● **Exercise aim**:
The exercise calls for the lines from the one containing "Give me the" to the end of the data below to be output exactly, pictures excluded.

● **Records to process**:
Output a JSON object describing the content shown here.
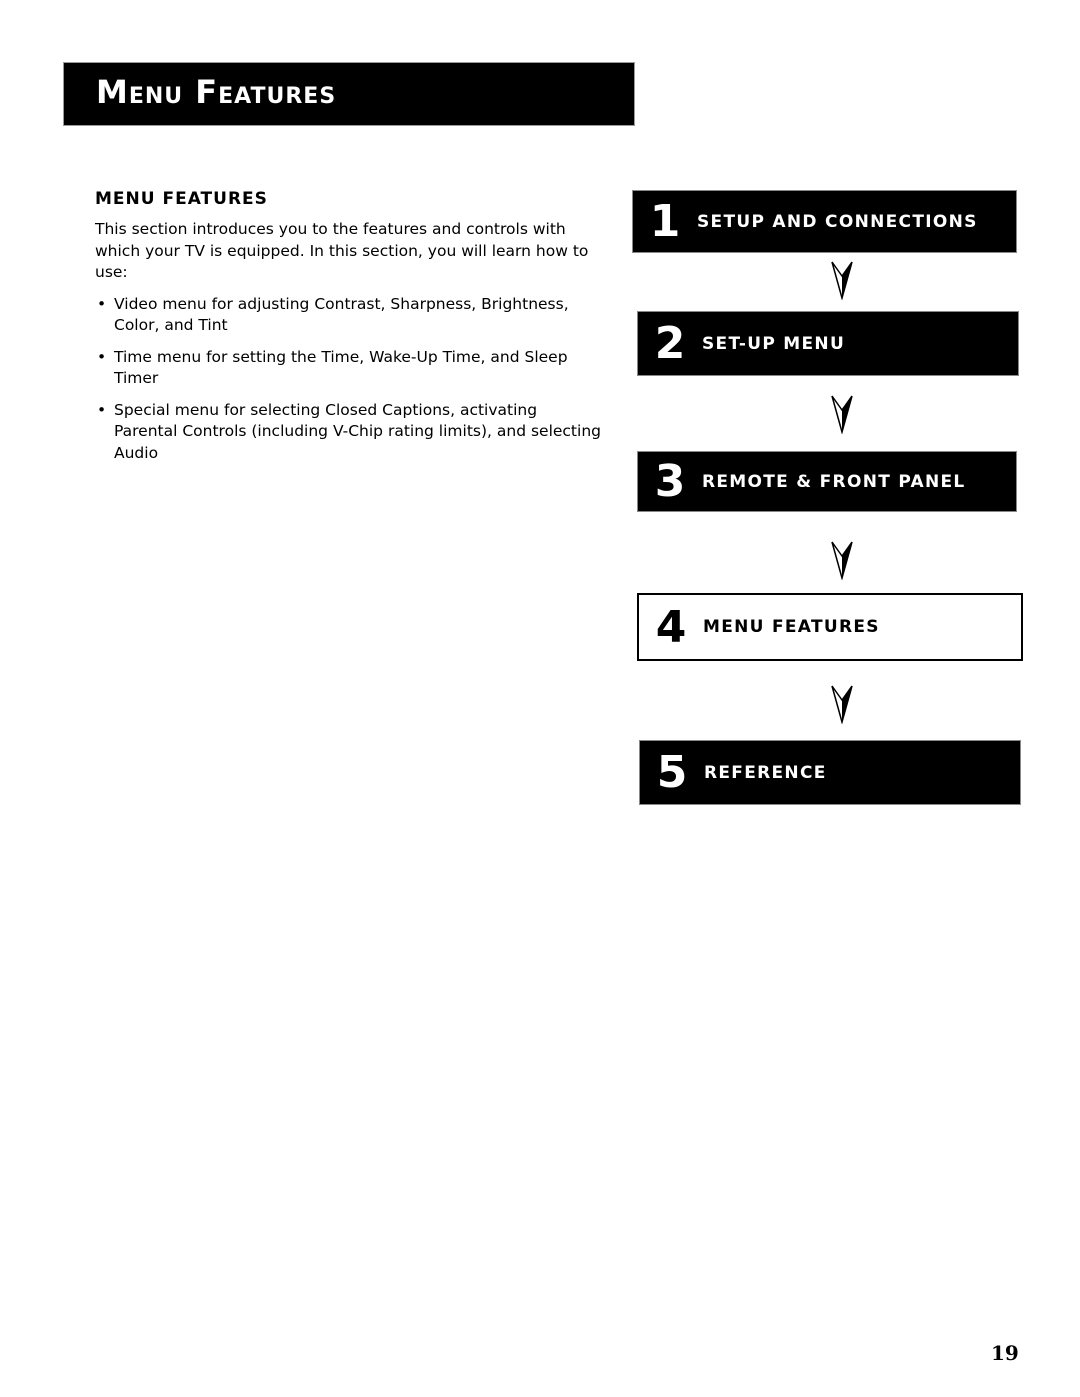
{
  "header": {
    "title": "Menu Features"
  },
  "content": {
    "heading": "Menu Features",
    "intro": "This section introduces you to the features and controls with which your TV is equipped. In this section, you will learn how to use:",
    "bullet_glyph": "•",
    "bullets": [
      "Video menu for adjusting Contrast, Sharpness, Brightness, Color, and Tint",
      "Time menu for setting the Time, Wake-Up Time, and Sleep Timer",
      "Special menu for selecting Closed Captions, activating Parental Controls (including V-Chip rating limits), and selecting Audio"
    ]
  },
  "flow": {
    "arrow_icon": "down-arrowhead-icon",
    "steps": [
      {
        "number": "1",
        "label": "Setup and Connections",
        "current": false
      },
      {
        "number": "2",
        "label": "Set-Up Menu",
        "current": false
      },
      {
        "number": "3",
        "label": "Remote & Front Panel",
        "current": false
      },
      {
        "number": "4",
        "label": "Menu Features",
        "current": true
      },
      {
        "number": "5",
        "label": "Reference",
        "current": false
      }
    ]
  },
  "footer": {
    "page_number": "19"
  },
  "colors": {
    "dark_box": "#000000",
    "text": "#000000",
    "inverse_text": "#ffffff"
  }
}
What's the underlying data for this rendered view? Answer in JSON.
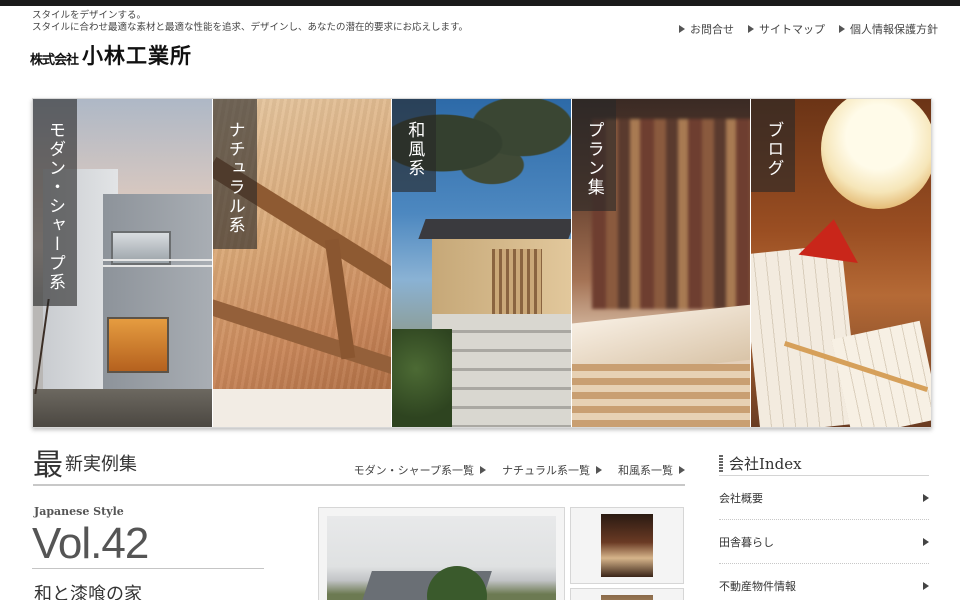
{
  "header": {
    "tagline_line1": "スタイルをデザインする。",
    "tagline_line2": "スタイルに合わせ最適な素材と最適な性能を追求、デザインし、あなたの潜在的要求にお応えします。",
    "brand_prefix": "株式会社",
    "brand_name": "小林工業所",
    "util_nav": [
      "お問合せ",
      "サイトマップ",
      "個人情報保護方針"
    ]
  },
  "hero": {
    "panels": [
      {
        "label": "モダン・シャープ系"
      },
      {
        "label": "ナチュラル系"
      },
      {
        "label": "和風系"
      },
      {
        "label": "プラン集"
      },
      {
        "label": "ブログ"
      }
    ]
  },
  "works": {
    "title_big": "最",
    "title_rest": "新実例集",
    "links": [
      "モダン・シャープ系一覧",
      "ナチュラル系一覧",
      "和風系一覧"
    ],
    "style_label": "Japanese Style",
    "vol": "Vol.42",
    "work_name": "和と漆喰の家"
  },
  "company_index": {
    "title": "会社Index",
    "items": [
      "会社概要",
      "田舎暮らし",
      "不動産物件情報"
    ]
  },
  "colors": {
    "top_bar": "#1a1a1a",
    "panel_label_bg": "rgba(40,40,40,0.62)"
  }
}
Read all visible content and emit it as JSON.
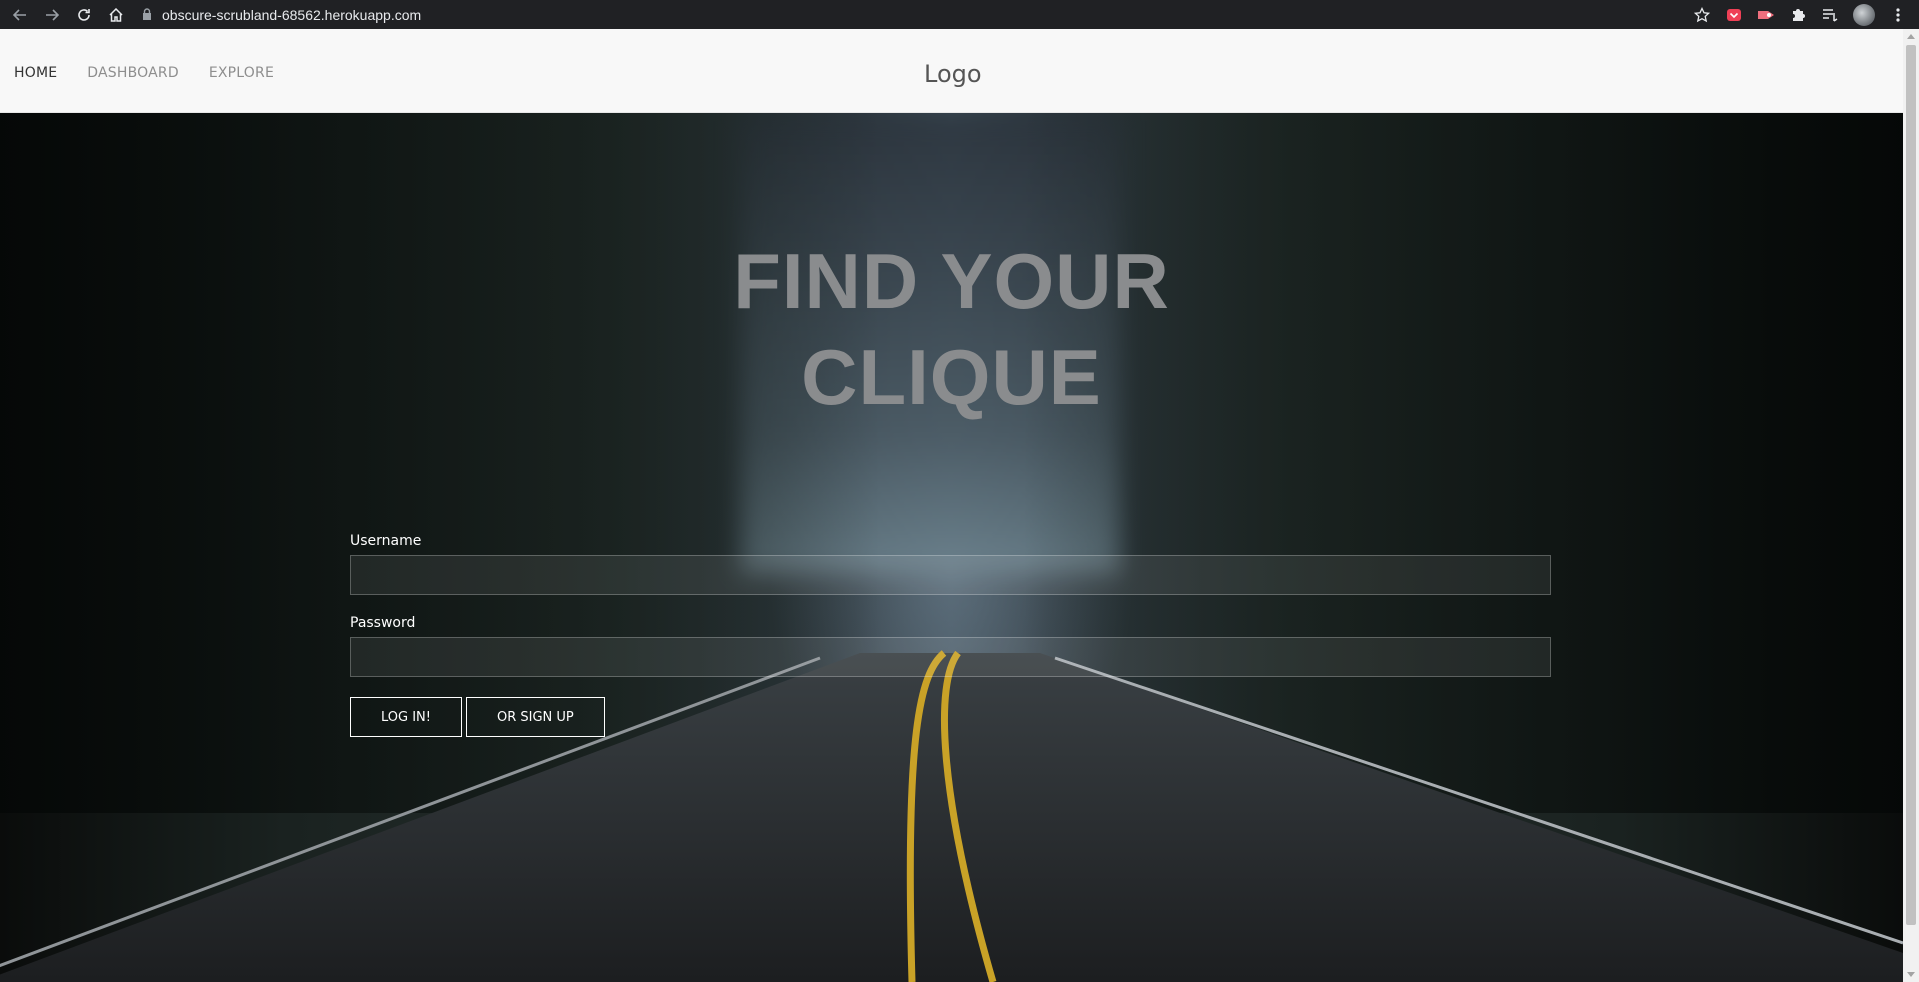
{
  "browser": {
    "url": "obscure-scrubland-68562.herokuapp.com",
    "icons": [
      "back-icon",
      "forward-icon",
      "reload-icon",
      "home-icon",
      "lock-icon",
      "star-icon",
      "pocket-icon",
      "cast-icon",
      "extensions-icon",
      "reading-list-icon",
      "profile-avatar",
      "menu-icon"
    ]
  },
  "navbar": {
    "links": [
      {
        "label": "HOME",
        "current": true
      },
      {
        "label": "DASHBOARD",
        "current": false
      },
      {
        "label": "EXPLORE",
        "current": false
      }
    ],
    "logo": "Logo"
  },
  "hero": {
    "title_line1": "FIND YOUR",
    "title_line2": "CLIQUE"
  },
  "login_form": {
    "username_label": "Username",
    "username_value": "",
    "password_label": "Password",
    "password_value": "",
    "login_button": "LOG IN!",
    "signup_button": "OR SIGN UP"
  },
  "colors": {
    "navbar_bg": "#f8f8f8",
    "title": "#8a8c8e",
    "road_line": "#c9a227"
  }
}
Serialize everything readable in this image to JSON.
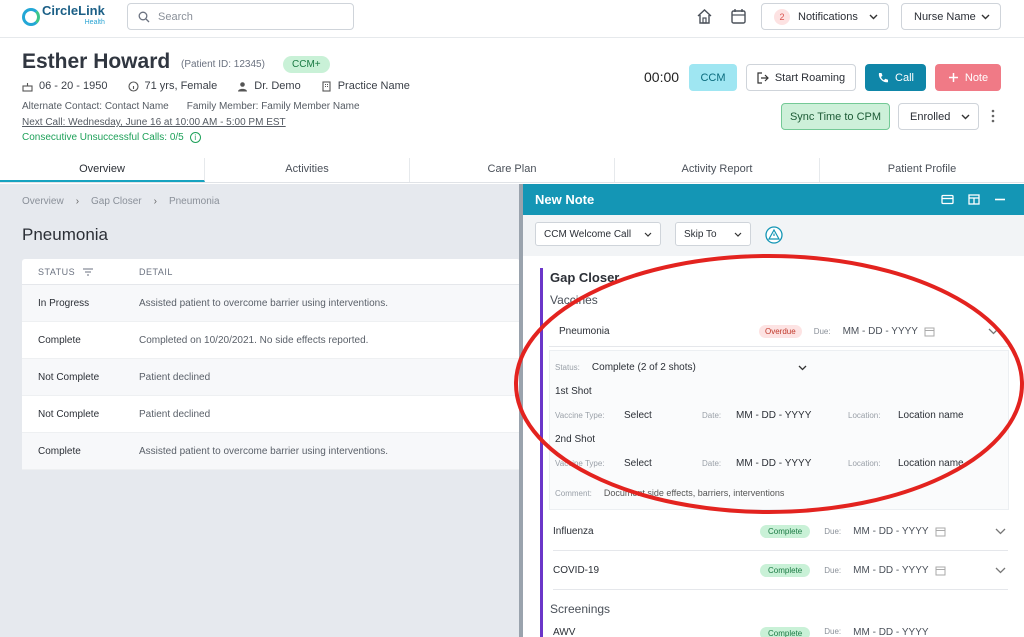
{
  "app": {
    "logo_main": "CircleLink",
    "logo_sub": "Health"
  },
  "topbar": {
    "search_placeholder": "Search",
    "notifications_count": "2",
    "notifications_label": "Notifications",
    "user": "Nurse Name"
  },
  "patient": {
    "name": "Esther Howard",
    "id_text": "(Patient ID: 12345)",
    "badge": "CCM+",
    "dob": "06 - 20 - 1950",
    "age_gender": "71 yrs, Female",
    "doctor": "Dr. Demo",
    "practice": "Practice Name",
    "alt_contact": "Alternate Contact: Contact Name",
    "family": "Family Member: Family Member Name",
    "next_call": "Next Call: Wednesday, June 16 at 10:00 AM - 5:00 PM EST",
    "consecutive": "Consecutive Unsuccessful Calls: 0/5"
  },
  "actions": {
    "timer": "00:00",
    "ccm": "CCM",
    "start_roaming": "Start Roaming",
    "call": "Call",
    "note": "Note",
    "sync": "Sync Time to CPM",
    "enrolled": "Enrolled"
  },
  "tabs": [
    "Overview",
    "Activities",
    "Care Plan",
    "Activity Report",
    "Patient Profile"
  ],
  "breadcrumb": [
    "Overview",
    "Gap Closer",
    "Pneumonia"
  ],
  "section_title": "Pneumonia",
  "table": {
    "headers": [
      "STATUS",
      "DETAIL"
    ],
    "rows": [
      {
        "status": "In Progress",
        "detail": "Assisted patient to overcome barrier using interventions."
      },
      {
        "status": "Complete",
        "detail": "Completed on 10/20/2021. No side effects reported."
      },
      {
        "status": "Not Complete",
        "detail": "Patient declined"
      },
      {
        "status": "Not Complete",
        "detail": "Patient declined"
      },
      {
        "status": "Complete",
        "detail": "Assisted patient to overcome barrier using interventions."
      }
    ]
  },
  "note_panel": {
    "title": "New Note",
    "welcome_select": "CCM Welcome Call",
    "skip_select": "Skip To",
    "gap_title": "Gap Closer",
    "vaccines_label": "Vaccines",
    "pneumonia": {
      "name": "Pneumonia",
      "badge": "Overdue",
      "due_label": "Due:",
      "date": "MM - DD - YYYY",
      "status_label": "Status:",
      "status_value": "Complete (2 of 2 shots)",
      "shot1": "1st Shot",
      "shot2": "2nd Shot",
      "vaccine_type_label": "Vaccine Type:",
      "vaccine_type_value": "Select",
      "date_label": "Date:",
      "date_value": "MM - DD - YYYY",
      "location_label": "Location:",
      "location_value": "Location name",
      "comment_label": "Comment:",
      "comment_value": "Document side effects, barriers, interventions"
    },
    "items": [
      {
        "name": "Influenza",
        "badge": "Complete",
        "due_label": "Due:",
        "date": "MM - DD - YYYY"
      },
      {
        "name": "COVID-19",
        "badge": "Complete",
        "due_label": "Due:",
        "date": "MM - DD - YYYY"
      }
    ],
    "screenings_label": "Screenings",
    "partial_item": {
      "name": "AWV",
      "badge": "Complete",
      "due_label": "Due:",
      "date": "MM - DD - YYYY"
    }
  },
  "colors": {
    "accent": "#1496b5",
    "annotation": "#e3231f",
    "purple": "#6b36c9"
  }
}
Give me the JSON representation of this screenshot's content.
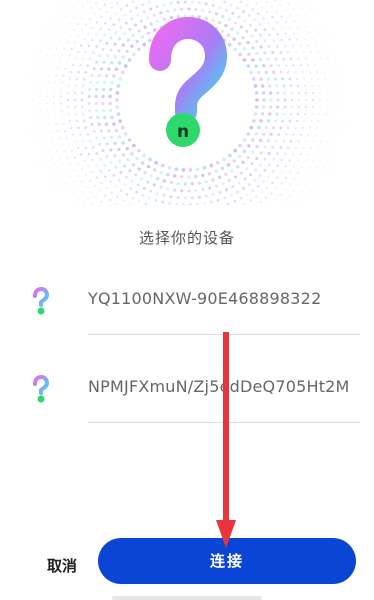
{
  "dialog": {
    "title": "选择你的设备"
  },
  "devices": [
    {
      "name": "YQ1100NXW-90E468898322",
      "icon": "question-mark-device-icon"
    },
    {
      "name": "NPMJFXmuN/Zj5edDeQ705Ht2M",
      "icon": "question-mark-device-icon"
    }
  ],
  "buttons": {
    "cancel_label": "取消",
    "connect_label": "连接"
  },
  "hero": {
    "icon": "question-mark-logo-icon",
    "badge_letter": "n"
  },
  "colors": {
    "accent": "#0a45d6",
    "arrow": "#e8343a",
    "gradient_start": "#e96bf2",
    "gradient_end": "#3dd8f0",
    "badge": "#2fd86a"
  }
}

● **Solution to this problem**:
Give me the JSON representation of this screenshot's content.
{
  "dialog": {
    "title": "选择你的设备"
  },
  "devices": [
    {
      "name": "YQ1100NXW-90E468898322",
      "icon": "question-mark-device-icon"
    },
    {
      "name": "NPMJFXmuN/Zj5edDeQ705Ht2M",
      "icon": "question-mark-device-icon"
    }
  ],
  "buttons": {
    "cancel_label": "取消",
    "connect_label": "连接"
  },
  "hero": {
    "icon": "question-mark-logo-icon",
    "badge_letter": "n"
  },
  "colors": {
    "accent": "#0a45d6",
    "arrow": "#e8343a",
    "gradient_start": "#e96bf2",
    "gradient_end": "#3dd8f0",
    "badge": "#2fd86a"
  }
}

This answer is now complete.